### Your task
Your answer should be one number, the count of lines in the data that hold "JSON".

### Records provided
((

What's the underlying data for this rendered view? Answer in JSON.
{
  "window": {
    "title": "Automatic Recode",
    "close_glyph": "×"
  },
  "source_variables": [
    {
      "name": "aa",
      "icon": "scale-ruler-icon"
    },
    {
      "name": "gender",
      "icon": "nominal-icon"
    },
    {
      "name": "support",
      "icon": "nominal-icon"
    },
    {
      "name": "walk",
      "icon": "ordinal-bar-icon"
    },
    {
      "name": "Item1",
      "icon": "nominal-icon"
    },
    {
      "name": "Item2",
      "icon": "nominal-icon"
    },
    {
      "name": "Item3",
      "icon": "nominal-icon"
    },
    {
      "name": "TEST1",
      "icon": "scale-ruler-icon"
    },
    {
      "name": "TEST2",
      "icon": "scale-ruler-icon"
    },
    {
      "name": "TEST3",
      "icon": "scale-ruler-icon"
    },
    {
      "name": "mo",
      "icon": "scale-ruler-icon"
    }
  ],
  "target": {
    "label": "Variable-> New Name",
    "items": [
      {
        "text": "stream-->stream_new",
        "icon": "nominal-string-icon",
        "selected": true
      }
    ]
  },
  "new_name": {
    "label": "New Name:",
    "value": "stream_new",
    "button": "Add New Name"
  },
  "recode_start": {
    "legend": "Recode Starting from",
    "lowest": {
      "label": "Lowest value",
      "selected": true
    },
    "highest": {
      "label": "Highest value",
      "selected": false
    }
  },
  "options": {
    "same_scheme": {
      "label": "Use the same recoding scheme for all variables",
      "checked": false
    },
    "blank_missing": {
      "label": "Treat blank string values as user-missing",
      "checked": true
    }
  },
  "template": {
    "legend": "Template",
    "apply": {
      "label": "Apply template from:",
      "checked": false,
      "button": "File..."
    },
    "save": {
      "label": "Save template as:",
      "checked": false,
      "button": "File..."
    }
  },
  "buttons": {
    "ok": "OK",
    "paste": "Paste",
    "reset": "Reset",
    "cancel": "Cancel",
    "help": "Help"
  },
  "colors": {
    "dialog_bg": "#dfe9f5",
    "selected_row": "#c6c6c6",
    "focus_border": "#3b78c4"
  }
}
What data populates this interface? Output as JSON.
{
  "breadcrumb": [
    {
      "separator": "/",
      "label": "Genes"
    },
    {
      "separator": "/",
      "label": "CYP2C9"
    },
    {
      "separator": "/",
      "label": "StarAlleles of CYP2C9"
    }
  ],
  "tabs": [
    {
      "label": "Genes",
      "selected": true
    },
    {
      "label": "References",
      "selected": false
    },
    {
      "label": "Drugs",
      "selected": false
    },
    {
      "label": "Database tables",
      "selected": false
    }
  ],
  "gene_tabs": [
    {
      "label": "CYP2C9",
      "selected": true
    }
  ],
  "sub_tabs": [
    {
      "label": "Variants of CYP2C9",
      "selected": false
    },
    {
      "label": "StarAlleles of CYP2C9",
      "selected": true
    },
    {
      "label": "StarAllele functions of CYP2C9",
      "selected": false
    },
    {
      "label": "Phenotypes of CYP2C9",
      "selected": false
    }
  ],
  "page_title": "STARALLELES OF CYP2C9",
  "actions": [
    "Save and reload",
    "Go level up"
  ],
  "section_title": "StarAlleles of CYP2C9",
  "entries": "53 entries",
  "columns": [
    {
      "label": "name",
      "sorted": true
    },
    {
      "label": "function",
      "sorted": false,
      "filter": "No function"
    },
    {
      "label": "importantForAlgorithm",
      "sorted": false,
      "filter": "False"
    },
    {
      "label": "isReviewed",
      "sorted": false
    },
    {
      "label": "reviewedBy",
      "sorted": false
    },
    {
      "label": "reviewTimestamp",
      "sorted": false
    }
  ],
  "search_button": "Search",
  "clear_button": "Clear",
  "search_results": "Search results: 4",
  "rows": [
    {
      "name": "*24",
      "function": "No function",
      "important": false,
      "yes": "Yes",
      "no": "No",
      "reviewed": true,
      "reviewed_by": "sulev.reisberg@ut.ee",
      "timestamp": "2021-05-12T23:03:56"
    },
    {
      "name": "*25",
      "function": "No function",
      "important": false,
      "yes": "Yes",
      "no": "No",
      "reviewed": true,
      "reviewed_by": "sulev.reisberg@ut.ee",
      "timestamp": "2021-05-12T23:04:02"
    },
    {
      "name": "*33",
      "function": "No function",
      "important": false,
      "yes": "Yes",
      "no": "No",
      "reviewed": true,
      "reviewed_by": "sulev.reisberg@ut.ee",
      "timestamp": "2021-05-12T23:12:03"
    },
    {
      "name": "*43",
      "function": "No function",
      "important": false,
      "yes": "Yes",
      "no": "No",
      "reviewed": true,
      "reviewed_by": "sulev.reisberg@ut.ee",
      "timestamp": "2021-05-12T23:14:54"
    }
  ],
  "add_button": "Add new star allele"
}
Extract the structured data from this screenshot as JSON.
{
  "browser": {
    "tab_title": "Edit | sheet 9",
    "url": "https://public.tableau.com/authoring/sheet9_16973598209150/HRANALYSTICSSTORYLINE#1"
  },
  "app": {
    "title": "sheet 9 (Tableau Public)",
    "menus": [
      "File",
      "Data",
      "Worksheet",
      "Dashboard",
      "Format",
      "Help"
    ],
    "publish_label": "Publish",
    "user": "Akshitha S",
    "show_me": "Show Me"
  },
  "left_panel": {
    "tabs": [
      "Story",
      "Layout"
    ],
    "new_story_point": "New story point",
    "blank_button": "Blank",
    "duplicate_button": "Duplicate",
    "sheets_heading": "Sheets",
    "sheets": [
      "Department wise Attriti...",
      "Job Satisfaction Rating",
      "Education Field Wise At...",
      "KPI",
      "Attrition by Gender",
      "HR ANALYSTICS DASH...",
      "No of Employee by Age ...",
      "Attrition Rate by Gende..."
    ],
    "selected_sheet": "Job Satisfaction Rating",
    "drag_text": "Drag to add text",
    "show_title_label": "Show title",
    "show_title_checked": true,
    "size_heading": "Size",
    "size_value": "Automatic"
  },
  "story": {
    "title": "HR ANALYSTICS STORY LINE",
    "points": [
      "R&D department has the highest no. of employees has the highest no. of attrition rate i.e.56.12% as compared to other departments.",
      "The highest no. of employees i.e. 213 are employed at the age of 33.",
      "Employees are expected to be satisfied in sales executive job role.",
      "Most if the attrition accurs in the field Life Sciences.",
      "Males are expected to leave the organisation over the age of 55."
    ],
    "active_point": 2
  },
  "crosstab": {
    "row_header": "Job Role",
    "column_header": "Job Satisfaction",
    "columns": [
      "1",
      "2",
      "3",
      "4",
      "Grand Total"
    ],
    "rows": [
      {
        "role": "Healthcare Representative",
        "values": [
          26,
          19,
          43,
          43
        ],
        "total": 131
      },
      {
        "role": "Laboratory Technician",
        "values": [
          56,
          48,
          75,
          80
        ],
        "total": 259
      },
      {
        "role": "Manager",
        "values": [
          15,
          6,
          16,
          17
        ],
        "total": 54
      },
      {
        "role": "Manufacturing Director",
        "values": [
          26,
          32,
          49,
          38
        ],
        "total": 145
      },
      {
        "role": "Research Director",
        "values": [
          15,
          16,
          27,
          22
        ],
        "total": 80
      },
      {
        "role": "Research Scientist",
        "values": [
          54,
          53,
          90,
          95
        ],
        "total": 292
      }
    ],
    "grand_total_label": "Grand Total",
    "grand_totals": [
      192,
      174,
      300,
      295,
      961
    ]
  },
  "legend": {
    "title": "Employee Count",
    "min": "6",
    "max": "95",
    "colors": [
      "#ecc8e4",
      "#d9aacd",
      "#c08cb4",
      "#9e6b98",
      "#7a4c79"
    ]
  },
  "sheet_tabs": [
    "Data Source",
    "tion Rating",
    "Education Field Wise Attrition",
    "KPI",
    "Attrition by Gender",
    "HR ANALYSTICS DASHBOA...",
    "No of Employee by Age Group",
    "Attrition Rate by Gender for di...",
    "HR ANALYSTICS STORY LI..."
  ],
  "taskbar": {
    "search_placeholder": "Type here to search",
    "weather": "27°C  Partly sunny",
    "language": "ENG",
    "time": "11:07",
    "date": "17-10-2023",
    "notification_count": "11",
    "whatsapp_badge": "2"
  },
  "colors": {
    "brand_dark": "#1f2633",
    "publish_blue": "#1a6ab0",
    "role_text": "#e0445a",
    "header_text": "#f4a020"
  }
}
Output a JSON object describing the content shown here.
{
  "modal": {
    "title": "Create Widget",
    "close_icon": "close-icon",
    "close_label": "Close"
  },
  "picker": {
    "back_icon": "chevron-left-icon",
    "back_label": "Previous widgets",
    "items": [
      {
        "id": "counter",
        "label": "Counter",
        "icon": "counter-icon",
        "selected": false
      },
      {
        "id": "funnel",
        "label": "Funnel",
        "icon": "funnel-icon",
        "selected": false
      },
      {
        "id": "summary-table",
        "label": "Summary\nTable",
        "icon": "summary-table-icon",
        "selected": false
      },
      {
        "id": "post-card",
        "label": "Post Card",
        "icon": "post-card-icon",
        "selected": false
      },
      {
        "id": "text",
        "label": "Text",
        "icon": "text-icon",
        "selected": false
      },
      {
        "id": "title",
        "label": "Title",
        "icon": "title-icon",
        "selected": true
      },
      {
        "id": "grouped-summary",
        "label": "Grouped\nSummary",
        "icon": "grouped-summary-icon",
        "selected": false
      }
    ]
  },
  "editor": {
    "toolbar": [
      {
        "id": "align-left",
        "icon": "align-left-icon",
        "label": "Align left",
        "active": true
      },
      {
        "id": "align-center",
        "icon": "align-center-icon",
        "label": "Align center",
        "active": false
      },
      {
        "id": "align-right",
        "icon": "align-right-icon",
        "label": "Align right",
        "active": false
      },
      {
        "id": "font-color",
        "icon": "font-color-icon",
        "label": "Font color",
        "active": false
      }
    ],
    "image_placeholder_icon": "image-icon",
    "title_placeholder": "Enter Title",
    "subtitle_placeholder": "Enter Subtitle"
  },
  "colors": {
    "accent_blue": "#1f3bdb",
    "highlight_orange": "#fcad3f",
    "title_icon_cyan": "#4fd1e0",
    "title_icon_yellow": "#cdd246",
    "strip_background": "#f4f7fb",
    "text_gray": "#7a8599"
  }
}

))

### Answer space
4